Required work: Tally the lines below that contain the word "name", and give only that number.

[[ Exercise material, beginning ]]

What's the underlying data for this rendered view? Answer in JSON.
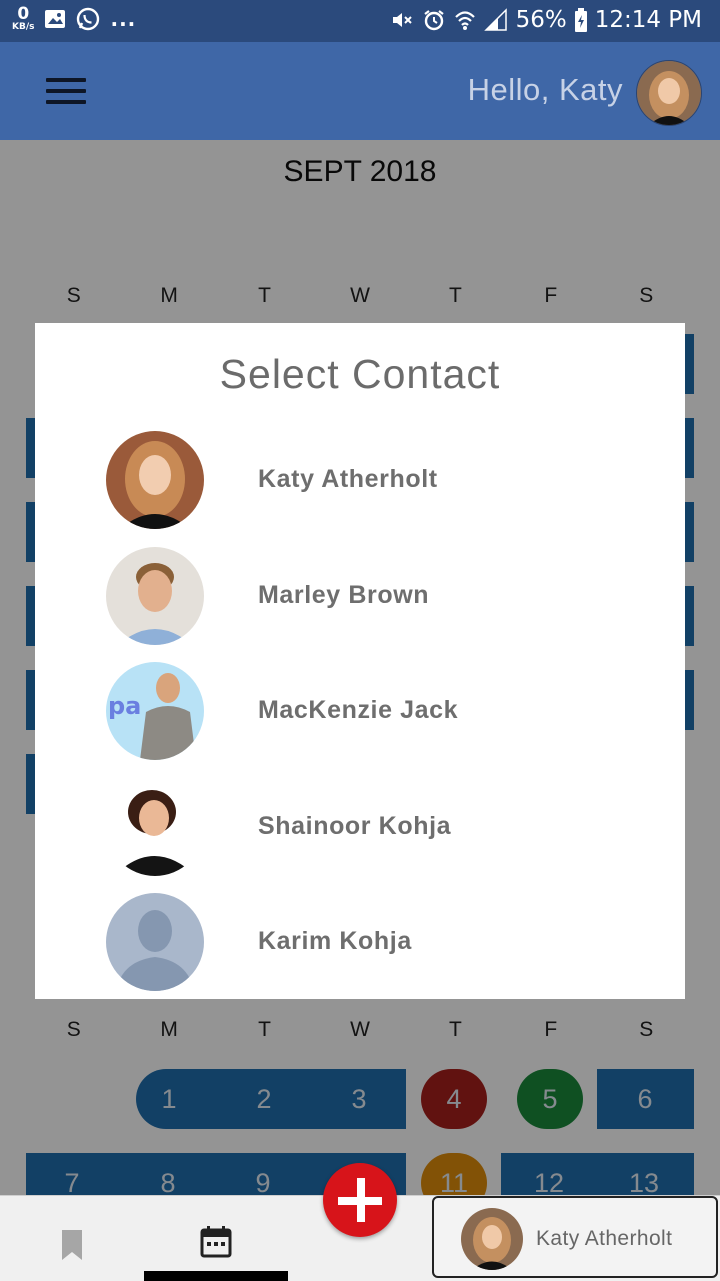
{
  "status_bar": {
    "net_speed": "0",
    "net_unit": "KB/s",
    "more": "...",
    "battery": "56%",
    "time": "12:14 PM"
  },
  "header": {
    "greeting": "Hello, Katy"
  },
  "calendar": {
    "month": "SEPT 2018",
    "weekdays": [
      "S",
      "M",
      "T",
      "W",
      "T",
      "F",
      "S"
    ],
    "days": [
      "1",
      "2",
      "3",
      "4",
      "5",
      "6",
      "7",
      "8",
      "9",
      "11",
      "12",
      "13"
    ]
  },
  "dialog": {
    "title": "Select Contact",
    "contacts": [
      {
        "name": "Katy Atherholt"
      },
      {
        "name": "Marley Brown"
      },
      {
        "name": "MacKenzie Jack"
      },
      {
        "name": "Shainoor Kohja"
      },
      {
        "name": "Karim Kohja"
      }
    ]
  },
  "profile_chip": {
    "name": "Katy Atherholt"
  },
  "colors": {
    "header": "#3f67a7",
    "status_bar": "#2b4a7c",
    "calendar_blue": "#1f6fae",
    "day4": "#a8201c",
    "day5": "#1a8a3c",
    "day11": "#e08e0b",
    "fab": "#d7141a"
  }
}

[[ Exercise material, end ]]

Result for this exercise: 6